→ **Supplied material**:
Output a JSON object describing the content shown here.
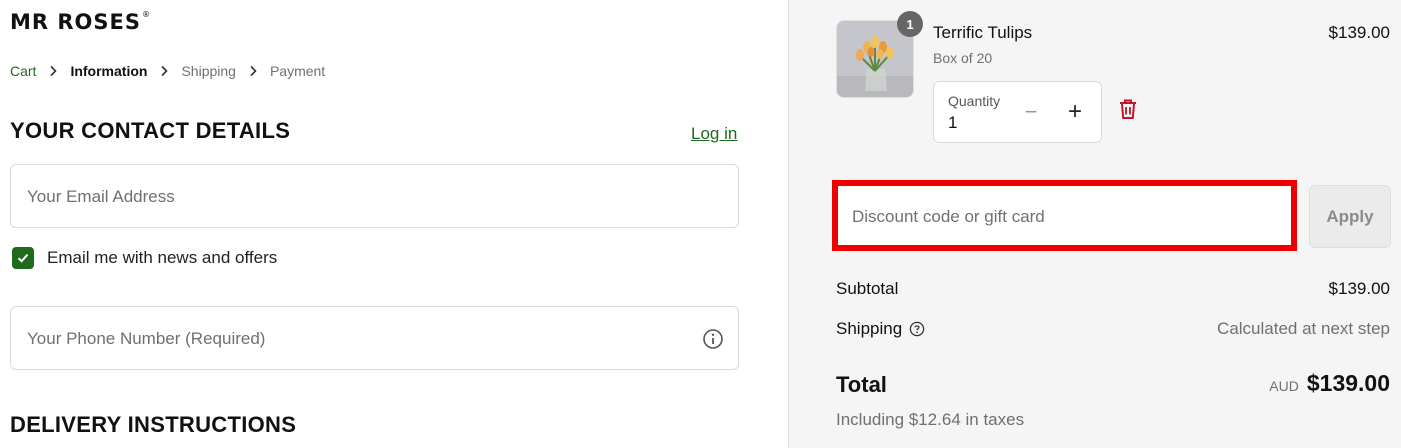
{
  "brand": {
    "name": "MR ROSES",
    "mark": "®"
  },
  "breadcrumb": {
    "items": [
      {
        "label": "Cart",
        "state": "link"
      },
      {
        "label": "Information",
        "state": "current"
      },
      {
        "label": "Shipping",
        "state": "upcoming"
      },
      {
        "label": "Payment",
        "state": "upcoming"
      }
    ]
  },
  "contact": {
    "title": "YOUR CONTACT DETAILS",
    "login_label": "Log in",
    "email_placeholder": "Your Email Address",
    "email_value": "",
    "newsletter_label": "Email me with news and offers",
    "newsletter_checked": true,
    "phone_placeholder": "Your Phone Number (Required)",
    "phone_value": ""
  },
  "delivery": {
    "title": "DELIVERY INSTRUCTIONS"
  },
  "cart": {
    "item": {
      "quantity_badge": "1",
      "name": "Terrific Tulips",
      "variant": "Box of 20",
      "price": "$139.00",
      "quantity_label": "Quantity",
      "quantity_value": "1",
      "decrease_symbol": "−",
      "increase_symbol": "+"
    },
    "discount": {
      "placeholder": "Discount code or gift card",
      "apply_label": "Apply"
    },
    "summary": {
      "subtotal_label": "Subtotal",
      "subtotal_value": "$139.00",
      "shipping_label": "Shipping",
      "shipping_value": "Calculated at next step",
      "total_label": "Total",
      "total_currency": "AUD",
      "total_value": "$139.00",
      "tax_note": "Including $12.64 in taxes"
    }
  },
  "colors": {
    "accent_green": "#1e6b1e",
    "highlight_red": "#ef0000",
    "panel_bg": "#f5f5f5",
    "delete_red": "#c0142a"
  },
  "icons": {
    "breadcrumb_separator": "chevron-right-icon",
    "phone_info": "info-icon",
    "newsletter_check": "check-icon",
    "remove_item": "trash-icon",
    "shipping_help": "question-circle-icon"
  }
}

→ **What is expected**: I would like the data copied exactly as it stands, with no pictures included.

→ **Solution to the exercise**:
Output a JSON object describing the content shown here.
{
  "brand": {
    "name": "MR ROSES",
    "mark": "®"
  },
  "breadcrumb": {
    "items": [
      {
        "label": "Cart",
        "state": "link"
      },
      {
        "label": "Information",
        "state": "current"
      },
      {
        "label": "Shipping",
        "state": "upcoming"
      },
      {
        "label": "Payment",
        "state": "upcoming"
      }
    ]
  },
  "contact": {
    "title": "YOUR CONTACT DETAILS",
    "login_label": "Log in",
    "email_placeholder": "Your Email Address",
    "email_value": "",
    "newsletter_label": "Email me with news and offers",
    "newsletter_checked": true,
    "phone_placeholder": "Your Phone Number (Required)",
    "phone_value": ""
  },
  "delivery": {
    "title": "DELIVERY INSTRUCTIONS"
  },
  "cart": {
    "item": {
      "quantity_badge": "1",
      "name": "Terrific Tulips",
      "variant": "Box of 20",
      "price": "$139.00",
      "quantity_label": "Quantity",
      "quantity_value": "1",
      "decrease_symbol": "−",
      "increase_symbol": "+"
    },
    "discount": {
      "placeholder": "Discount code or gift card",
      "apply_label": "Apply"
    },
    "summary": {
      "subtotal_label": "Subtotal",
      "subtotal_value": "$139.00",
      "shipping_label": "Shipping",
      "shipping_value": "Calculated at next step",
      "total_label": "Total",
      "total_currency": "AUD",
      "total_value": "$139.00",
      "tax_note": "Including $12.64 in taxes"
    }
  },
  "colors": {
    "accent_green": "#1e6b1e",
    "highlight_red": "#ef0000",
    "panel_bg": "#f5f5f5",
    "delete_red": "#c0142a"
  },
  "icons": {
    "breadcrumb_separator": "chevron-right-icon",
    "phone_info": "info-icon",
    "newsletter_check": "check-icon",
    "remove_item": "trash-icon",
    "shipping_help": "question-circle-icon"
  }
}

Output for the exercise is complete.